A Difficult Homecoming: Thank You for Your Service
It's not always easy for a soldier to make the final from the war front to the civilian front. Thank You For Your Service takes a look at the lives of several former soldiers who return to Kansas for good following a deployment in Iraq. The movie primarily follows Adam Schumann (Miles Teller), a sergeant whose regiment faced some heavy fighting. Like others who experienced the fighting, Schumann experiences some post-traumatic stress disorder as he and his wife Saskia (Haley Bennett) try and renew acquaintances and raise their son and daughter with his Army days with his Army days now behind him. Fellow soldier Tausolo Aieti (Beulah Koale), who often went on missions with Schumann, wants to keep serving, but cannot get clearance to do another tour. A third soldier, Billy Waller (Joe Cole), finds his house empty and his family gone. Unable to cope, he tracks down his ex-girlfriend at her work and kills himself in front of her.
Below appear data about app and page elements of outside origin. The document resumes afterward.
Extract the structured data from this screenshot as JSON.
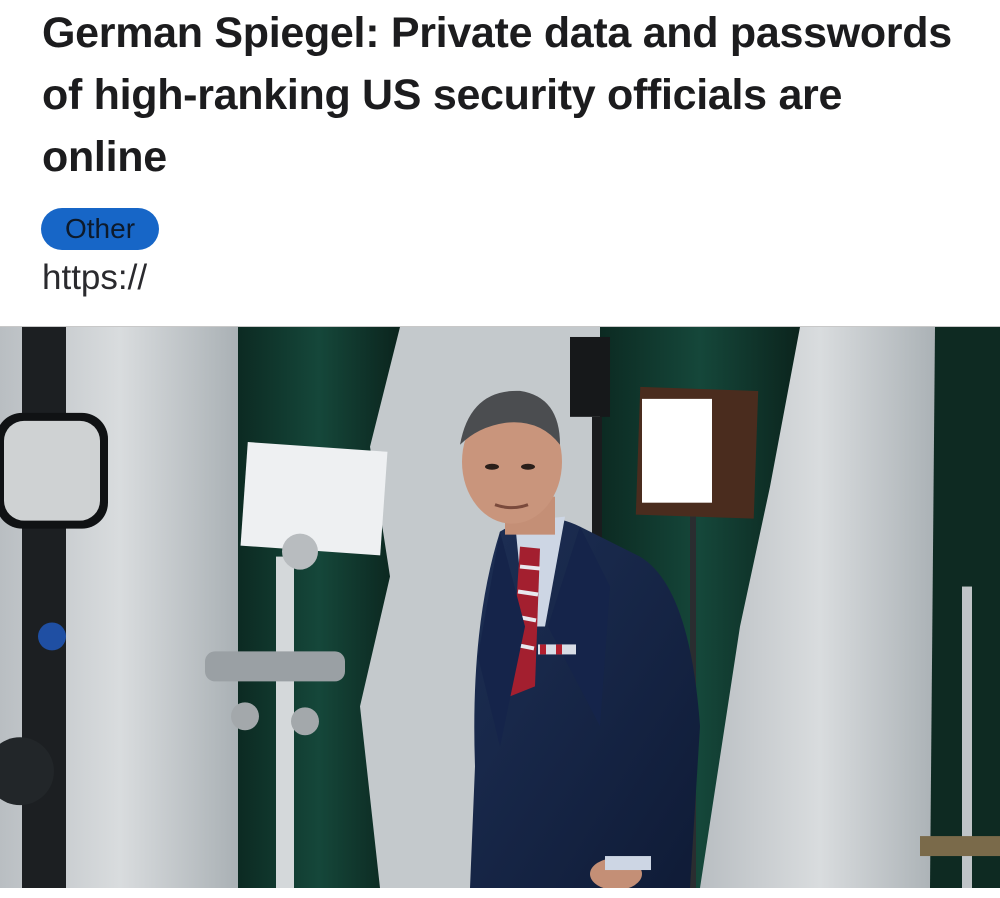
{
  "article": {
    "title": "German Spiegel: Private data and passwords of high-ranking US security officials are online",
    "category": "Other",
    "link_text": "https://",
    "image": {
      "subject": "man in navy suit and striped tie standing in a backstage studio with lights and curtains"
    }
  },
  "colors": {
    "badge_background": "#1766c7",
    "title_text": "#1c1c1e",
    "link_text": "#2a2a2e"
  }
}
Waller's suicide brings two incidents from the tour to the forefront of Adam's mind. First, fellow sergeant Janes Doster (Brad Beyer) takes Adam's place on one patrol. When an IED causes their Humvee to erupt into flames, Doster dies in the fire. Doster's widow, Amanda (Amy Schumer), who's close friends with Saskia, presses Adam for answers about that fatal day. Doster's mother even gives Adam a number of a place where he can get treatment. Second, Schumann, in an effort to get his men to safety, instead leads them into an ambush. When Michael Emory (Scott Haze) is badly wounded, Schumann takes him away from the firing. However, Schumann drops Emory in the process, and he nearly dies. Aieti, meanwhile, gets involved with Dante (Omar Dorsey), a vet who served in the Gulf War. That arrangement goes wrong when Solo gets an important call from his wife, Alea (Keisha Castle-Hughes), that Solo finds himself unable to ignore.
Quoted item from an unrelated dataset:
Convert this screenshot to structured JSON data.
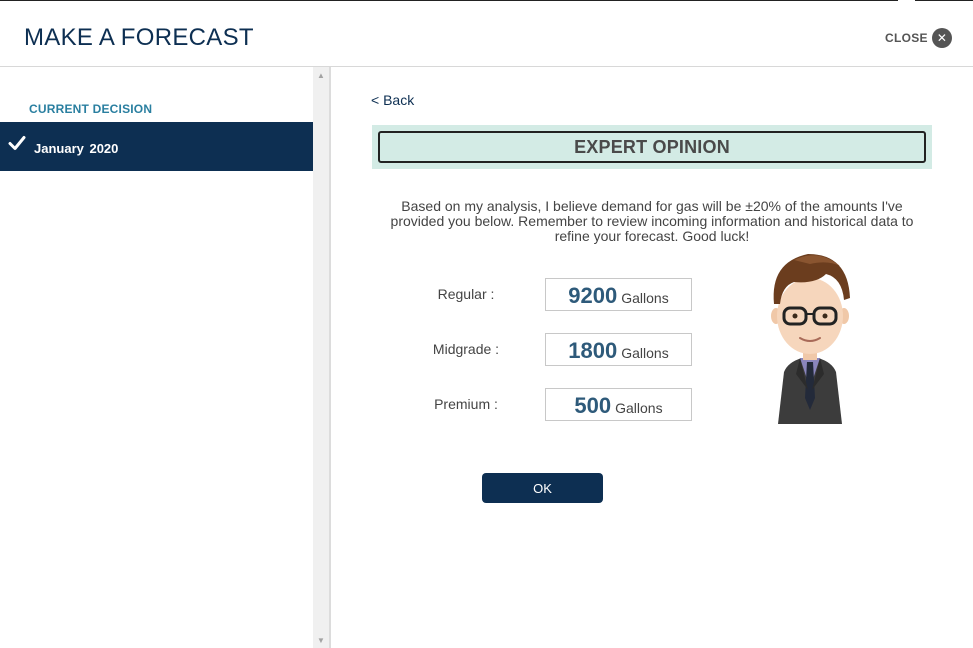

Thank You For Your Service marks the directorial debut of Jason Hall, who also wrote the screen treatment based on David Finkel's non-fiction book of the same name. Previously, Hall had written the Oscar-nominated screen treatment of American Sniper, which Clint Eastwood directed. As was the case with American Sniper, Hall deals with soldiers coming home, staying home, and trying to deal with the worst moments of their tour. Hall seems to have learned a lot from Eastwood, and copies Eastwood to an extent. For example, Chris Kyle, who was played by Bradley Cooper in American Sniper, had a hard time dealing with civilian life, and admitting his service overseas had an adverse effect on him. Adam, and especially Solo, feel the same way. Thank You For Your Service also deals with certain issues of closure about the time in country, which reminds me of the similar issues faced by some soldiers at the center of Eastwood's Flags Of Our Fathers. Hall handles the material in a straightforward fashion than Eastwood, who mixes his stories with a bit of cynicism about the soldiers' treatment. Hall, like Eastwood, is reverent to the servicemen and their issues, but Hall comes across as a bit more ordinary in his handling of the material.
The best parts of the movie show the bond that Adam and Saskia as he works through his issues. Teller and Bennett do very good work as that couple. Teller, as Adam, realizes he's lost in his domestic situation, but never stops trying to get to a place where he can be at peace and be a good husband, father, and provider. At times, he scares Saskia when he experiences his flashbacks, and Adam doesn't always have the best attention span. As he tries to understand his issues, he never loses a sense of duty to his fellow troops. Bennett, as Saksia, fights to get back a man who's still, in some ways, in Iraq. She encourages Adam to speak instead of remaining silent about his time in the war zone. She keeps the household together and promises they will deal with Adam's PTSD as a couple. Schumer, who has made her mark as a comedian, shows her dramatic side effectively as Amanda, a war widow in need of closure. Koale also stands out as a Samoa-born soldier whose problems take him down a dark path.
Thank You For Your Service shows the aftermath that Adam Schumann and those who served with him faced when they reached the end of their final tour of duty. They kept reliving the worst moments of the conflict, and find the resources of an overloaded Veterans Administration limited. Taking care of his men doesn't stop just because Sgt. Schumann has been discharged. These returning troops have a bit of a support system, but these men have found a new battle for peace on the home front.
On a scale of zero to four stars, I give Thank You For Your Service three stars. A salute to the men engaged in an extended fight.